Initial Research Workshop: “The Morally Exceptional: Project Workshops”
A two day workshop was held July 14-17, 2016 at the Graylyn International Conference Center in Winston-Salem, NC. The workshop occurred shortly after the Morally Exceptional RFP (Request for Proposal) Funding Competition winners were announced and was designed to provide interdisciplinary feedback to each winner. The conference consisted of three simultaneous tracks of interdisciplinary workshops: Psychology, Theology and Philosophy. The winners interacted in small groups, presenting their planned project and then receiving interdisciplinary feedback about the direction of the project.
The purpose of the workshop was threefold:
- provide rich feedback to the PI’s before beginning their projects;
- infuse interdisciplinary concerns into all projects; and
- create a professional network of scholars working on the morally exceptional who would interact with each other in the coming years.
Dr. Anne Colby Anne Colby is Consulting Professor at Stanford University. Previously, she was director of the Murray Research Center at Harvard University and then Senior Scholar at the Carnegie Foundation for the Advancement of Teaching. She is the author of nine books, including, most recently The Power of Ideals with William Damon. Her other books include Some Do Care: Contemporary Lives of Moral Commitment; Educating Citizens: Preparing America’s Undergraduates for Lives of Moral and Civic Responsibility; and Rethinking Undergraduate Business Education: Liberal Learning for the Profession, which won AAC&U’s Frederick Hess Award for best book of 2012 on liberal education. Colby is also co-editor of three books, including Ethnography and Human Development: Context and Meaning in Human Inquiry and Competence and Character through Life. Her contributions to the field of moral psychology were recognized by the Association for Moral Education’s Kuhmerker Award. A life-span developmental psychologist, Colby holds a B.A. from McGill University and a Ph.D. in psychology from Columbia University.

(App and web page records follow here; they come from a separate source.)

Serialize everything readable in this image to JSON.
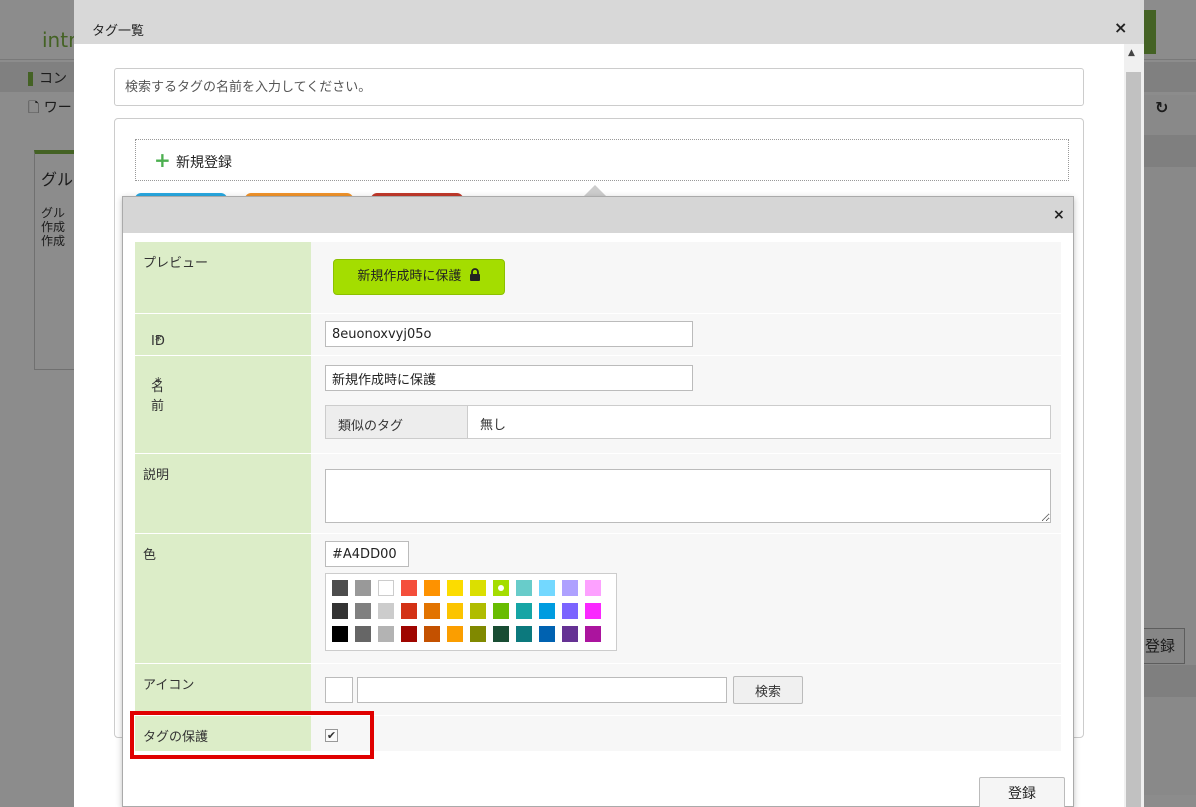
{
  "background": {
    "logo_text": "intr",
    "logo_badge": "i",
    "nav": [
      {
        "label": "コン"
      },
      {
        "label": "ワー"
      }
    ],
    "card": {
      "title": "グル",
      "lines": [
        "グル",
        "作成",
        "作成"
      ]
    },
    "reload_icon": "↻",
    "right_button": "登録"
  },
  "outer_dialog": {
    "title": "タグ一覧",
    "close": "×",
    "search_placeholder": "検索するタグの名前を入力してください。",
    "new_registration": "新規登録",
    "tag_chip_colors": [
      "#29a8e0",
      "#f0932b",
      "#c0392b"
    ]
  },
  "tag_form": {
    "close": "×",
    "preview": {
      "label": "プレビュー",
      "tag_text": "新規作成時に保護",
      "tag_color": "#A4DD00",
      "lock_icon": "lock-icon"
    },
    "id": {
      "label": "ID",
      "required_mark": "*",
      "value": "8euonoxvyj05o"
    },
    "name": {
      "label": "名前",
      "required_mark": "*",
      "value": "新規作成時に保護"
    },
    "similar_tags": {
      "label": "類似のタグ",
      "value": "無し"
    },
    "description": {
      "label": "説明",
      "value": ""
    },
    "color": {
      "label": "色",
      "value": "#A4DD00",
      "selected": "#a4dd00",
      "palette": [
        [
          "#4d4d4d",
          "#999999",
          "#ffffff",
          "#f44e3b",
          "#fe9200",
          "#fcdc00",
          "#dbdf00",
          "#a4dd00",
          "#68ccca",
          "#73d8ff",
          "#aea1ff",
          "#fda1ff"
        ],
        [
          "#333333",
          "#808080",
          "#cccccc",
          "#d33115",
          "#e27300",
          "#fcc400",
          "#b0bc00",
          "#68bc00",
          "#16a5a5",
          "#009ce0",
          "#7b64ff",
          "#fa28ff"
        ],
        [
          "#000000",
          "#666666",
          "#b3b3b3",
          "#9f0500",
          "#c45100",
          "#fb9e00",
          "#808900",
          "#194d33",
          "#0c797d",
          "#0062b1",
          "#653294",
          "#ab149e"
        ]
      ]
    },
    "icon": {
      "label": "アイコン",
      "value": "",
      "search_button": "検索"
    },
    "protection": {
      "label": "タグの保護",
      "checked": true,
      "check_mark": "✔"
    },
    "submit": "登録"
  }
}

Dr. Dan Russell is Professor of Philosophy at the Center for the Philosophy of Freedom, University of Arizona. He specializes in ancient philosophy and ethics, and his work focuses on ancient philosophy mainly as a source for expanding contemporary options for thinking about how to improve our lives. He has written on Plato’s ethics and psychology (Plato on Pleasure and the Good Life, Oxford University Press, 2005) as well as contemporary virtue ethics (Practical Intelligence and the Virtues, Oxford University Press, 2009). His most recent books are Happiness for Humans (Oxford University Press, 2012) and the Cambridge Companion to Virtue Ethics (Cambridge University Press, 2013). His current research focuses on human well-being and on the virtues of character.
Dr. Candace Vogler is the David B. and Clara E. Stern Professor of Philosophy and Professor in the College at the University of Chicago, and Principal Investigator on “Virtue, Happiness, and the Meaning of Life,” a project funded by the John Templeton Foundation. She has authored two books, John Stuart Mill’s Deliberative Landscape: An essay in moral psychology (Routledge, 2001) and Reasonably Vicious (Harvard University Press, 2002), and essays in ethics, social and political philosophy, philosophy and literature, cinema, psychoanalysis, gender studies, sexuality studies, and other areas. Her research interests are in practical philosophy (particularly the strand of work in moral philosophy indebted to Elizabeth Anscombe), practical reason, Kant’s ethics, Marx, and neo-Aristotelian naturalism.
Dr. Larry Walker, Professor, Department of Psychology, University of British Columbia. Dr. Walker’s program of research focuses on the psychology of moral development, particularly in terms of moral reasoning, personality, motivation, and identity. This research is aimed at developing a more full-bodied account of moral functioning that may help explain the psychological dynamics in exemplary moral action; thus we examine both individuals’ conceptions of moral excellence as well as the psychological functioning of a range of actual moral exemplars. Dr. Walker also serves as Associate Dean for Graduate and Postdoctoral Studies.